WORK TO BE COMPLETED ▸ Copy out each line in the material below that has the word "subtitle".
+ + +
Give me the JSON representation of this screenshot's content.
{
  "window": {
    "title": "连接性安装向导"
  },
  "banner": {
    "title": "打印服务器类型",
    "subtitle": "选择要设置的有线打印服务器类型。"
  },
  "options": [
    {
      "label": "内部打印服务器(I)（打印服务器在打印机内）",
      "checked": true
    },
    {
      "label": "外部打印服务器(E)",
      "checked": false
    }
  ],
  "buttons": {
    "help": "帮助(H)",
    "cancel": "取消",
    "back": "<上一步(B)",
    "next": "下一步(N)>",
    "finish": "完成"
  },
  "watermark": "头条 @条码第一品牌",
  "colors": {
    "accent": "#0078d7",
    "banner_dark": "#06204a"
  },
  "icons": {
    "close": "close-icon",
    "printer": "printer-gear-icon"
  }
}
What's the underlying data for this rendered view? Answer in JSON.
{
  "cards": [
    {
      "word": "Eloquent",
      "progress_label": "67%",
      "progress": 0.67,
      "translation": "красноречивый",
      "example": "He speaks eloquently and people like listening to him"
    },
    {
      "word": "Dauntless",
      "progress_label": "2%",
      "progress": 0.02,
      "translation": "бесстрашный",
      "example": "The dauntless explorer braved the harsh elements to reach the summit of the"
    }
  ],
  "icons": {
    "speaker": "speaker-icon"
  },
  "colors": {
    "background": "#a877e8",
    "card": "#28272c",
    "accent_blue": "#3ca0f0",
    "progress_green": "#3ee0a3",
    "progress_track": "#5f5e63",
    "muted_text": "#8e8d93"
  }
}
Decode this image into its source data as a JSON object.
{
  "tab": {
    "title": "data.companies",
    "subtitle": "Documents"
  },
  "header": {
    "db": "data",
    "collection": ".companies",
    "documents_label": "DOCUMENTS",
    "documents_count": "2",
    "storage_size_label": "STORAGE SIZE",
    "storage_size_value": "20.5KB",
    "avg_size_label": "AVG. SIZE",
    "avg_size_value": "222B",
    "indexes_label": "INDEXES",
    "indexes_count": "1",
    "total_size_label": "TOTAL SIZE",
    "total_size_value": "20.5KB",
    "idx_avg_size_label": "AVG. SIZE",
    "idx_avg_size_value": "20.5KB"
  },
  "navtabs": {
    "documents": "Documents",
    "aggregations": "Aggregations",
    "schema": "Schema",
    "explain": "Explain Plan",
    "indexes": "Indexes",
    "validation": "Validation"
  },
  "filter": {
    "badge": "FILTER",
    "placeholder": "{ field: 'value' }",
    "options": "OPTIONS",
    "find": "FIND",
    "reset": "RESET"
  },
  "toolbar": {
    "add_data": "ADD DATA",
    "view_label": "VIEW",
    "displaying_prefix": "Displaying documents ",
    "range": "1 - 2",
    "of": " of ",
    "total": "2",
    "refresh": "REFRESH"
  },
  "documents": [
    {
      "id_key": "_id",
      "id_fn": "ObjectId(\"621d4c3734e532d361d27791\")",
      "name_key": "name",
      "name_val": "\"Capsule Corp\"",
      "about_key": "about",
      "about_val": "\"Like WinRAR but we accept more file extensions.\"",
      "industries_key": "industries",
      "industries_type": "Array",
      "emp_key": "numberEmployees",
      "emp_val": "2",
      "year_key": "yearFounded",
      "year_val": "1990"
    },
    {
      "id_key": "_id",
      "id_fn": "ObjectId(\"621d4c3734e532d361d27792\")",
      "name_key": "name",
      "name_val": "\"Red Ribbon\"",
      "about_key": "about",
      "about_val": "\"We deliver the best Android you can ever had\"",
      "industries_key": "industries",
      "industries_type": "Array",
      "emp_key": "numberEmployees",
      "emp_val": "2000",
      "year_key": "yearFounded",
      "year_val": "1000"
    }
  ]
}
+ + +
ANSWER BELOW ▸
    "subtitle": "选择要设置的有线打印服务器类型。"
    "subtitle": "Documents"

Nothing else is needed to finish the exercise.